Third wave’s blend into postfeminism: “a somewhat valgue belief in gender equality, coupled with a belief that women already have won equality and so should now focus on enjoying their freedoms – especially sexual freedoms” (163 – Weitz’s introduction to Wilkins). Subcultural scenes as a buffer from mainstream judgement, using subculture’s celebration of agent sexuality as a resource of sexual resistance against dominant notions of sexuality, femininity, etc. Women’s agent sexuality is stigmatized in the US – labeling of ‘deviant’ sexualities offers stigma that controls behavior in a variety of ways – dress, co-presence, interactions (Lees 1993). However, double standard does not apply similarly to men, which helps reinforce power and distinction from women. Subcultural protection and encouragement in dressing (sexually) provocatively, enforce consequence for those who overstep lines of consent/mutual desire. Respect of spatial boundaries in dance, interaction; putting onus on women to extend offers of attraction, invitations, openness of dress – including nudity. However, this was often monitored differently by size of person and attractiveness – women in club not only not exempt from critical gaze, but are offered it by both men and women. Polyamory’s double standard – bisexual women can date other women, but not other men – explaining that men did not view other women as a “threat”. Challenging gender inequalities on one front – sexuality – only partially challenges larger systemic inequalities between men and women.
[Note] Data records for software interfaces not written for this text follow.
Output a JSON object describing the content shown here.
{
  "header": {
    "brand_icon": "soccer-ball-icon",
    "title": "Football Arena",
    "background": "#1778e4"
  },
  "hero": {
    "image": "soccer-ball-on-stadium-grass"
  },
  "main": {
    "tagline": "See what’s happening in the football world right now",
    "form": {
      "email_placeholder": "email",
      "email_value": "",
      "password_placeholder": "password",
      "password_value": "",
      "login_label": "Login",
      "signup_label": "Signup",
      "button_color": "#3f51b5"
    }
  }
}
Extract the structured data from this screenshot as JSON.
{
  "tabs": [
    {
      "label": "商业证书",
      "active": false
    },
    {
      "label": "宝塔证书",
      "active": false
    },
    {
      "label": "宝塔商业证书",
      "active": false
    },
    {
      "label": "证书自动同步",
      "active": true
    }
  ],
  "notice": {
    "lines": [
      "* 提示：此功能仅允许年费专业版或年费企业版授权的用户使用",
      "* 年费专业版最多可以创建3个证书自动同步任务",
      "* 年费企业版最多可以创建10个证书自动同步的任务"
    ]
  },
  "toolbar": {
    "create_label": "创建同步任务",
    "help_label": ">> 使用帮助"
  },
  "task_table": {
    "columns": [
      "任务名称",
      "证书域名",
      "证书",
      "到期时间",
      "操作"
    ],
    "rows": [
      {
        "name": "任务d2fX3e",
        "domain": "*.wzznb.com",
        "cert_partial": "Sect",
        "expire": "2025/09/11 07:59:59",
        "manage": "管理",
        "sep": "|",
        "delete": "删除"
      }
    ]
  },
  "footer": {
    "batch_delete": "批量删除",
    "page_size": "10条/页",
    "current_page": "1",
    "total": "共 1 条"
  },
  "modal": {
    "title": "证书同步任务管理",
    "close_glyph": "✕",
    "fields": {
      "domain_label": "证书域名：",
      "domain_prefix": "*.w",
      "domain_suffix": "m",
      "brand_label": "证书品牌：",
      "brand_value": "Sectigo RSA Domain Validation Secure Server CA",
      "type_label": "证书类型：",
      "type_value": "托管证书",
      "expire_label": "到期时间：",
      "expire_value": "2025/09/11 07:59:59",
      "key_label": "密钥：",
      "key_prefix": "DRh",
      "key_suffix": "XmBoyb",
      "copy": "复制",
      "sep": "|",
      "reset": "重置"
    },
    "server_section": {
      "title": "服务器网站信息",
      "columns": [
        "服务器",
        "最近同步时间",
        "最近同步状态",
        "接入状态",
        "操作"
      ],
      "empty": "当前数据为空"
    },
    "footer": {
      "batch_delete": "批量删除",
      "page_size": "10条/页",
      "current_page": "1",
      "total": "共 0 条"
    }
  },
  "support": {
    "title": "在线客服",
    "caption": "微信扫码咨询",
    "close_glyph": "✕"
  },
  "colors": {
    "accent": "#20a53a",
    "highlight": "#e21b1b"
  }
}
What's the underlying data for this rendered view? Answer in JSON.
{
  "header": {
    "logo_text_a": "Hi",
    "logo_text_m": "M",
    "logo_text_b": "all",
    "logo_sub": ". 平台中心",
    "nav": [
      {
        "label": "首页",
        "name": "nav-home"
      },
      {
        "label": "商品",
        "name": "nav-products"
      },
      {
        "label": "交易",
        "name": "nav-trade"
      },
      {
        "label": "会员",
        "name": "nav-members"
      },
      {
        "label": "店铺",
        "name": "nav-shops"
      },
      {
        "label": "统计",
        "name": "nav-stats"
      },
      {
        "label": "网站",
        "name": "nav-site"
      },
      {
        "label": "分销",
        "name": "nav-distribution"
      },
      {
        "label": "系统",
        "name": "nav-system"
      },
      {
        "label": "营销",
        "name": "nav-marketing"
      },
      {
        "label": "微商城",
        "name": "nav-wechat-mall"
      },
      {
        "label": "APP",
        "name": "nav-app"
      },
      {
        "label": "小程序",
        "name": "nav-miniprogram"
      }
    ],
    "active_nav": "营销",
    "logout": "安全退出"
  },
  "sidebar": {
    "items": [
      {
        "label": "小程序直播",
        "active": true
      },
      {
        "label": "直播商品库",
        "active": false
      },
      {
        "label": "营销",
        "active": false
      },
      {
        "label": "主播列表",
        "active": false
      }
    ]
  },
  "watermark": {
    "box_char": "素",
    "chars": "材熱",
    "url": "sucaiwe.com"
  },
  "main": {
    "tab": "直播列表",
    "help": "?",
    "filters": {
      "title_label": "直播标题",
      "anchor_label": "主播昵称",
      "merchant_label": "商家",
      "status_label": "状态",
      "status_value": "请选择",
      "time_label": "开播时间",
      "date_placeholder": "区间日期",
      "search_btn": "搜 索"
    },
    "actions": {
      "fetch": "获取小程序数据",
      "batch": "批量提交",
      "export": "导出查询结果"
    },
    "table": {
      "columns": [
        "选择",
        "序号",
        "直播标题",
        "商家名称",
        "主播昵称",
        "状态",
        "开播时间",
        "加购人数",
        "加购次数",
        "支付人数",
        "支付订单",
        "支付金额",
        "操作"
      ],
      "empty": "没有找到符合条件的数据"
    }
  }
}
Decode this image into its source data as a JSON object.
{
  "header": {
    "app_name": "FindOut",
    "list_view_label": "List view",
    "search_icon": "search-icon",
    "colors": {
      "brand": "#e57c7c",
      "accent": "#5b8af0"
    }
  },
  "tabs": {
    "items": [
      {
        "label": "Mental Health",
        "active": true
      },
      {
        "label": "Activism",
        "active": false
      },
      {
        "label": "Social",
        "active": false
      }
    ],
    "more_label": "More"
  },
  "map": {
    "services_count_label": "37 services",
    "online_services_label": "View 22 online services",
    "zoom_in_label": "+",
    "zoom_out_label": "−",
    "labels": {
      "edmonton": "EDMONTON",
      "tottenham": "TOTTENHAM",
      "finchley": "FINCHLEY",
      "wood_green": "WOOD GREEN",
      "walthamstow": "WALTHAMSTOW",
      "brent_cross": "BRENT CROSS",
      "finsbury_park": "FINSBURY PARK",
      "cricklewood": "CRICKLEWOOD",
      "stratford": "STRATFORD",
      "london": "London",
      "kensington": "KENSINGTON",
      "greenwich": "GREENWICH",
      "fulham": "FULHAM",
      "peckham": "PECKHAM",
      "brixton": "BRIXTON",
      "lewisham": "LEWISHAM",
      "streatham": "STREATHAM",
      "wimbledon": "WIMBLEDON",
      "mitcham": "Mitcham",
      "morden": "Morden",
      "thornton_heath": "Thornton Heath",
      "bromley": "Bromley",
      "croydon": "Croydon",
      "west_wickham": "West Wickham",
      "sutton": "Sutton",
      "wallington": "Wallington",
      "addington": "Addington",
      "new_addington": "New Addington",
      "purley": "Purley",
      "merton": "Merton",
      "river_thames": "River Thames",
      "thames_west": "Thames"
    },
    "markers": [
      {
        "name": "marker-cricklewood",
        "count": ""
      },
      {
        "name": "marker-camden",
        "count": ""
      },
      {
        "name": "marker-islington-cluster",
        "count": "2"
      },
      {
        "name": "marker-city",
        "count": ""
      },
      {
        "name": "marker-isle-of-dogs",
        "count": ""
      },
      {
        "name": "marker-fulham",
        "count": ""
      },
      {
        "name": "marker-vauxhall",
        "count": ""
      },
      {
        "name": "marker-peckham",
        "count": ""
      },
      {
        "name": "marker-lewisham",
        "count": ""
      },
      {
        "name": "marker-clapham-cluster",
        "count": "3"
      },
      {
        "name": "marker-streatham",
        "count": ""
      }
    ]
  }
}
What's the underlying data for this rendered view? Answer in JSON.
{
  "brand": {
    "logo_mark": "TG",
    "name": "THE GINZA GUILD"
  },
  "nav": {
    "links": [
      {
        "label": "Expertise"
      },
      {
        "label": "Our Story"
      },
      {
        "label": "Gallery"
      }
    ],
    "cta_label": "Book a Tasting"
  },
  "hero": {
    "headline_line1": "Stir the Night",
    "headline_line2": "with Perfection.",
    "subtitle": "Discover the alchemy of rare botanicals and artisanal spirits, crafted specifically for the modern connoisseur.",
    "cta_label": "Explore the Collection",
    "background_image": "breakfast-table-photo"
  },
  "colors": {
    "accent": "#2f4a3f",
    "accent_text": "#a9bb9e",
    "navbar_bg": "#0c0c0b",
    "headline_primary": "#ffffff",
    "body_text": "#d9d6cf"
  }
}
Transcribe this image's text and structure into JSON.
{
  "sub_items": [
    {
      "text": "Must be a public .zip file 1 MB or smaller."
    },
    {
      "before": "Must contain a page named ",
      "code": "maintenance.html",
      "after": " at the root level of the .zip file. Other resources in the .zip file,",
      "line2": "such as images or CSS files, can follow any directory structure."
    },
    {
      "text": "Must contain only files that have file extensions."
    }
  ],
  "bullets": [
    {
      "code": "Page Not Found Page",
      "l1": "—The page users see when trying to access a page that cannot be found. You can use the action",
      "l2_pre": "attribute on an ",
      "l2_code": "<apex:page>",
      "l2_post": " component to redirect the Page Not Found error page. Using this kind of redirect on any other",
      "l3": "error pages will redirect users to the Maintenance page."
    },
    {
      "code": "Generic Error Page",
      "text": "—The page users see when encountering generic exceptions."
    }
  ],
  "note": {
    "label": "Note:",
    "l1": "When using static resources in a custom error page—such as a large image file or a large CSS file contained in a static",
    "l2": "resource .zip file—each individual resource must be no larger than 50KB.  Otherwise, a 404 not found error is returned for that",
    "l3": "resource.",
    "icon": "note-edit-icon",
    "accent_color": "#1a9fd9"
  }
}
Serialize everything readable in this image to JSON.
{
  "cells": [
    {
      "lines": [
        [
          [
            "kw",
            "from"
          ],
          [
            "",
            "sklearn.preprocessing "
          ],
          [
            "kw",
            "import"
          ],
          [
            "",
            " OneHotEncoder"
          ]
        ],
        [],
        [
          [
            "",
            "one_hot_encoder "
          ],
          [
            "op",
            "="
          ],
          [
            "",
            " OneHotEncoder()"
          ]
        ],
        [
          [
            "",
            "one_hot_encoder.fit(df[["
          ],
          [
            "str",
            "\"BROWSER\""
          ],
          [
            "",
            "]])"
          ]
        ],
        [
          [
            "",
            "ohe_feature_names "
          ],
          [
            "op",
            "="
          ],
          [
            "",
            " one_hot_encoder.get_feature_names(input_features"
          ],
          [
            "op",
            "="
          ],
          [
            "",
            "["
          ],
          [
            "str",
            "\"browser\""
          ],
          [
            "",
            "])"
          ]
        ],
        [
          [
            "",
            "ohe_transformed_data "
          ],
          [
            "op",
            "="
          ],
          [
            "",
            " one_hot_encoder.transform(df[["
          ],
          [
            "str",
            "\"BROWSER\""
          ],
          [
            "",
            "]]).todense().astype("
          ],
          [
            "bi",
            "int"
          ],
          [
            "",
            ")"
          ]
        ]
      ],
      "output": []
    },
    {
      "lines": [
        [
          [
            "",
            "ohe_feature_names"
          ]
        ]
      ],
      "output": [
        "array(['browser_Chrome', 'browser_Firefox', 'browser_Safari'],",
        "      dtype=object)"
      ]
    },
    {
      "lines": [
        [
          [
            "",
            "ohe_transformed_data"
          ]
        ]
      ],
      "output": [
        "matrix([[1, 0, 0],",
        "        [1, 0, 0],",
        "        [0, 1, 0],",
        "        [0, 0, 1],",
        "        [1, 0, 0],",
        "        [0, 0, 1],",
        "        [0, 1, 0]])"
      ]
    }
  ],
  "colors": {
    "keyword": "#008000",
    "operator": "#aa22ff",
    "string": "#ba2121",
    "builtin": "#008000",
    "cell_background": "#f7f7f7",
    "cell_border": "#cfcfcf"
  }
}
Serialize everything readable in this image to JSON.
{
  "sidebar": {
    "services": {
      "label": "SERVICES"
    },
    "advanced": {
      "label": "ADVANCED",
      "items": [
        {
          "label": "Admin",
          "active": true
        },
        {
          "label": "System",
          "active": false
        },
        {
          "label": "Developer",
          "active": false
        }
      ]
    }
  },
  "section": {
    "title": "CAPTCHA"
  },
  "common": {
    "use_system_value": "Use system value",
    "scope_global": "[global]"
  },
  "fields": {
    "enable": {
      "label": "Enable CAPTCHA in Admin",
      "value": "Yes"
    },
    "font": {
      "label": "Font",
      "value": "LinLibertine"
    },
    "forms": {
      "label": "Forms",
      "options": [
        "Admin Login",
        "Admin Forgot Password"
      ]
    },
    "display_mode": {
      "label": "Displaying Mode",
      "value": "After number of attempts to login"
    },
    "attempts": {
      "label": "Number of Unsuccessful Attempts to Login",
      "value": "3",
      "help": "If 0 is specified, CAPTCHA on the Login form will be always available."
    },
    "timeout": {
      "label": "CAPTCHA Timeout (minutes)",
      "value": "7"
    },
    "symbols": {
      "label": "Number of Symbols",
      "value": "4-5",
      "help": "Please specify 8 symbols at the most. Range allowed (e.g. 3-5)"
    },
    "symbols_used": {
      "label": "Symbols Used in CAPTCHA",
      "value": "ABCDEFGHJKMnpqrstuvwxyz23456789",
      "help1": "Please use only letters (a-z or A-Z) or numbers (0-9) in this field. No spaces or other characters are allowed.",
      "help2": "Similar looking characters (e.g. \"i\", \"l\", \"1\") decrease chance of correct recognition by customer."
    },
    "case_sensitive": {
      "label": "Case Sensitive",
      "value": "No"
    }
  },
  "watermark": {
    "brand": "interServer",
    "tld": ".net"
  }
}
CITE: Lees, Sue. 1993. Sugar and Spice: Sexuality and Adolescent Girls. London: Penguin.